When asked what her children think about this Rose commented,” They think I am home on a rocking chair waiting to die.” Instead she is out rocking in the New Year in style with her best friend Al, dispensing the best kind of medicine, smiles, laughter and compassion.

News

Mineola Street Fair Volunteers

Audition Hosts: Eleanor Rigby’s Restauant, Mineola Village Hall, Piccola Bussola and Plum Tomatoes

Audition Team: Master  Performance Artist Ed Dennehy of Huntington/ formerly of Mineola 

Robert Busch, Little Neck and Melville Fire Department, Adrian Gaeckler: Oyster Bay/ Nassau Coliseum Staff, Nigel Gretton: Hempstead/ St John’s University Performing Arts Chair Lady Laura,  Hempstead/ Global Performing Artist, Ralph DeSalvo: Williston Park, Musician/  Band Leader.   

Al Trompeter, Entertainment Promoter 

Special Touches: Bagelman of Mineola ( Entertainment Committee Host) 

Creations de Belle of Mineola (Street Decorations/ Balloons)

Tom Hayden has been a member of Mineola Golden Age for nearly 20 years. 

 

Growing up in Flushing, Queens, he has lived in Mineola for about 40 years.  Hayden has five children—two on Long Island, two in Florida, and one in Maryland—and 13 grand-children, all girls.  


Sports

The Mineola Mustangs ended last year’s playoff run in a 34-6 drubbing from the West Hempstead Rams. Mineola was poised for another post season push in 2014 and it showed last week, with a 15-14 victory over the Rams in homecoming weekend.

 

With a slow start in the first half, Mineola (4-1) put their first points on the board in the second quarter with a field goal by senior Robert Lang.  After a touchdown by the Rams (2-3), they headed into halftime 7-3.

FC Mineola Stumbles Against Hota

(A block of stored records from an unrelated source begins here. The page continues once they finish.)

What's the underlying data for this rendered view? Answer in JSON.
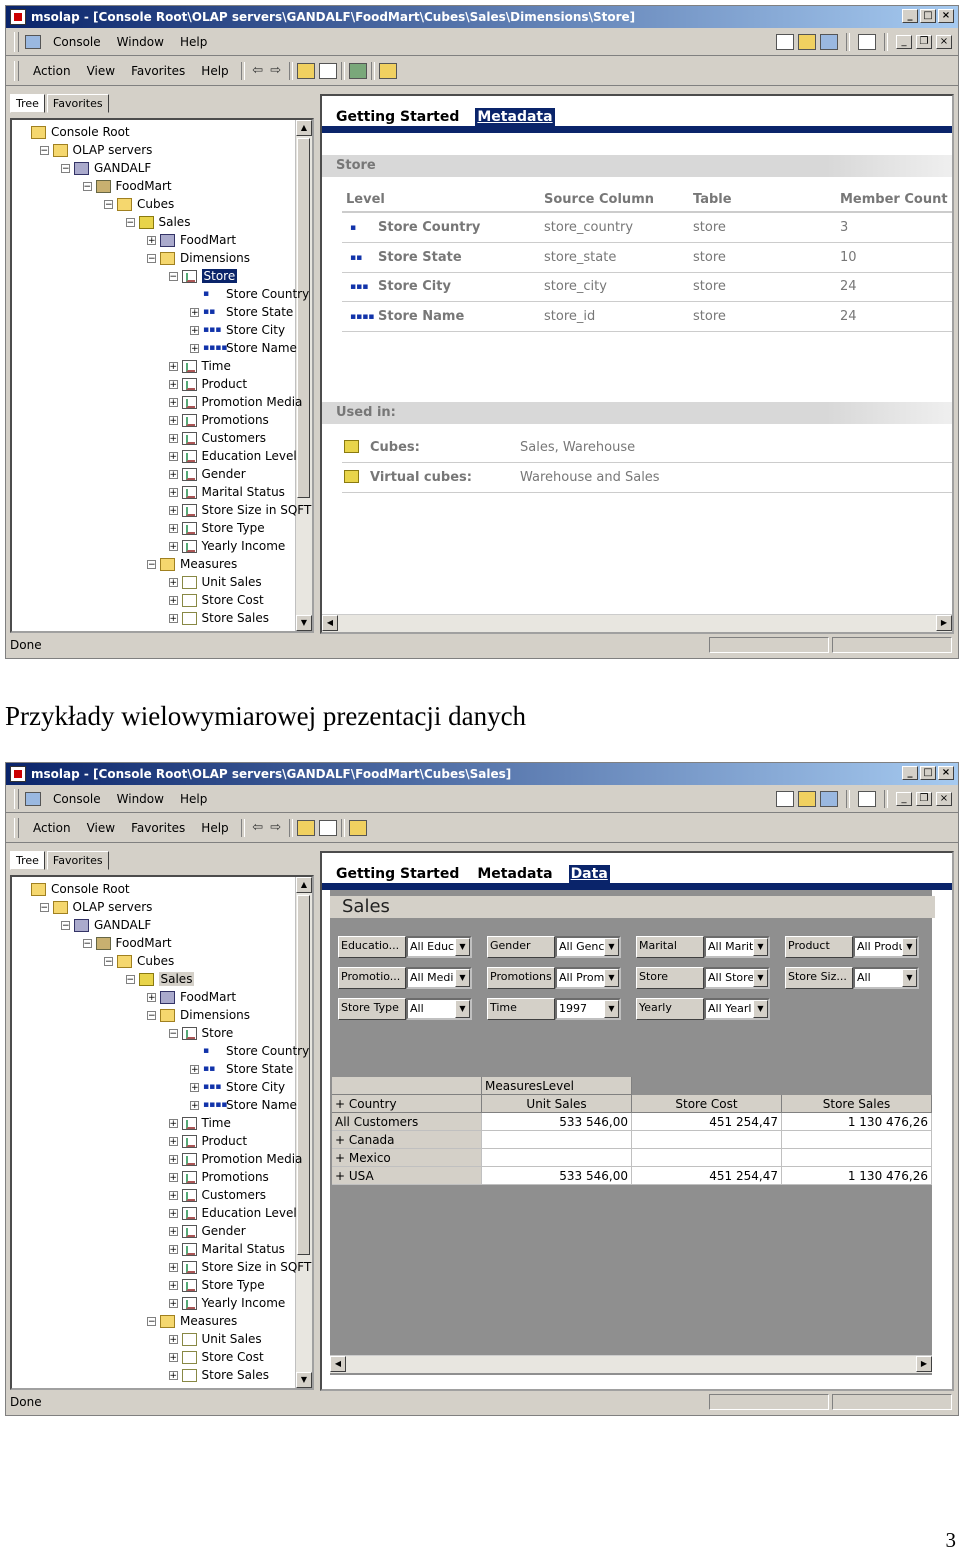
{
  "window1": {
    "title": "msolap - [Console Root\\OLAP servers\\GANDALF\\FoodMart\\Cubes\\Sales\\Dimensions\\Store]",
    "menu": [
      "Console",
      "Window",
      "Help"
    ],
    "actionmenu": [
      "Action",
      "View",
      "Favorites",
      "Help"
    ],
    "tabs": [
      "Tree",
      "Favorites"
    ],
    "taskpad_links": [
      "Getting Started",
      "Metadata"
    ],
    "active_link": "Metadata",
    "store_section": "Store",
    "columns": [
      "Level",
      "Source Column",
      "Table",
      "Member Count"
    ],
    "levels": [
      {
        "dots": "▪",
        "name": "Store Country",
        "source": "store_country",
        "table": "store",
        "count": "3"
      },
      {
        "dots": "▪▪",
        "name": "Store State",
        "source": "store_state",
        "table": "store",
        "count": "10"
      },
      {
        "dots": "▪▪▪",
        "name": "Store City",
        "source": "store_city",
        "table": "store",
        "count": "24"
      },
      {
        "dots": "▪▪▪▪",
        "name": "Store Name",
        "source": "store_id",
        "table": "store",
        "count": "24"
      }
    ],
    "used_in_section": "Used in:",
    "used_in": [
      {
        "label": "Cubes:",
        "value": "Sales, Warehouse"
      },
      {
        "label": "Virtual cubes:",
        "value": "Warehouse and Sales"
      }
    ],
    "status": "Done"
  },
  "window2": {
    "title": "msolap - [Console Root\\OLAP servers\\GANDALF\\FoodMart\\Cubes\\Sales]",
    "taskpad_links": [
      "Getting Started",
      "Metadata",
      "Data"
    ],
    "active_link": "Data",
    "data_title": "Sales",
    "filters": [
      [
        {
          "label": "Educatio...",
          "value": "All Educ"
        },
        {
          "label": "Gender",
          "value": "All Genc"
        },
        {
          "label": "Marital",
          "value": "All Marit"
        },
        {
          "label": "Product",
          "value": "All Produ"
        }
      ],
      [
        {
          "label": "Promotio...",
          "value": "All Medi"
        },
        {
          "label": "Promotions",
          "value": "All Prom"
        },
        {
          "label": "Store",
          "value": "All Store"
        },
        {
          "label": "Store Siz...",
          "value": "All"
        }
      ],
      [
        {
          "label": "Store Type",
          "value": "All"
        },
        {
          "label": "Time",
          "value": "1997"
        },
        {
          "label": "Yearly",
          "value": "All Yearl"
        }
      ]
    ],
    "pivot": {
      "measures_header": "MeasuresLevel",
      "row_header": "+ Country",
      "columns": [
        "Unit Sales",
        "Store Cost",
        "Store Sales"
      ],
      "rows": [
        {
          "label": "All Customers",
          "values": [
            "533 546,00",
            "451 254,47",
            "1 130 476,26"
          ]
        },
        {
          "label": "+  Canada",
          "values": [
            "",
            "",
            ""
          ]
        },
        {
          "label": "+  Mexico",
          "values": [
            "",
            "",
            ""
          ]
        },
        {
          "label": "+  USA",
          "values": [
            "533 546,00",
            "451 254,47",
            "1 130 476,26"
          ]
        }
      ]
    },
    "status": "Done"
  },
  "tree": [
    {
      "label": "Console Root",
      "icon": "folder-icon",
      "exp": ""
    },
    {
      "label": "OLAP servers",
      "icon": "folder-icon",
      "exp": "-"
    },
    {
      "label": "GANDALF",
      "icon": "server-icon",
      "exp": "-"
    },
    {
      "label": "FoodMart",
      "icon": "database-icon",
      "exp": "-"
    },
    {
      "label": "Cubes",
      "icon": "folder-icon",
      "exp": "-"
    },
    {
      "label": "Sales",
      "icon": "cube-icon",
      "exp": "-"
    },
    {
      "label": "FoodMart",
      "icon": "globe-icon",
      "exp": "+"
    },
    {
      "label": "Dimensions",
      "icon": "folder-icon",
      "exp": "-"
    },
    {
      "label": "Store",
      "icon": "dimension-icon",
      "exp": "-"
    },
    {
      "label": "Store Country",
      "icon": "level-icon",
      "exp": ""
    },
    {
      "label": "Store State",
      "icon": "level-icon",
      "exp": "+"
    },
    {
      "label": "Store City",
      "icon": "level-icon",
      "exp": "+"
    },
    {
      "label": "Store Name",
      "icon": "level-icon",
      "exp": "+"
    },
    {
      "label": "Time",
      "icon": "dimension-icon",
      "exp": "+"
    },
    {
      "label": "Product",
      "icon": "dimension-icon",
      "exp": "+"
    },
    {
      "label": "Promotion Media",
      "icon": "dimension-icon",
      "exp": "+"
    },
    {
      "label": "Promotions",
      "icon": "dimension-icon",
      "exp": "+"
    },
    {
      "label": "Customers",
      "icon": "dimension-icon",
      "exp": "+"
    },
    {
      "label": "Education Level",
      "icon": "dimension-icon",
      "exp": "+"
    },
    {
      "label": "Gender",
      "icon": "dimension-icon",
      "exp": "+"
    },
    {
      "label": "Marital Status",
      "icon": "dimension-icon",
      "exp": "+"
    },
    {
      "label": "Store Size in SQFT",
      "icon": "dimension-icon",
      "exp": "+"
    },
    {
      "label": "Store Type",
      "icon": "dimension-icon",
      "exp": "+"
    },
    {
      "label": "Yearly Income",
      "icon": "dimension-icon",
      "exp": "+"
    },
    {
      "label": "Measures",
      "icon": "folder-icon",
      "exp": "-"
    },
    {
      "label": "Unit Sales",
      "icon": "measure-icon",
      "exp": "+"
    },
    {
      "label": "Store Cost",
      "icon": "measure-icon",
      "exp": "+"
    },
    {
      "label": "Store Sales",
      "icon": "measure-icon",
      "exp": "+"
    }
  ],
  "caption": "Przykłady wielowymiarowej prezentacji danych",
  "page_number": "3"
}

Despite two goals from Liam Going, the BU11 Mineola FC squad fell to a relentless and talented Hota Panthers team at Soccer Park in Plainview on Sept. 6.  Hota jumped out to a 4-0 lead before Going connected on his first tally, launching a 30-yard free kick that dropped over the Hota keeper. The Mineola striker’s second goal brought his team to within two goals of their opponent, but Hota scored several more goals in the second half in a strong performance.  Mineola’s Nicholas Buffolino and Luke Sommese gave solid efforts for Mineola in the season-opener for both teams.


Calendar

Exercise Class - October 15

Mineola Faces Oyster Bay - October 16

Bingo Night - October 17


Columns

1959: The Year The Music Stopped Playing
Written by Michael A. Miller, mmillercolumn@gmail.com

The Eccentric Heiress Of ‘Empty Mansions’
Written by Mike Barry, MFBarry@optonline.net

Yellow Margarine And A Pitch For The Ages
Written by Michael A. Miller, mmillercolumn@gmail.com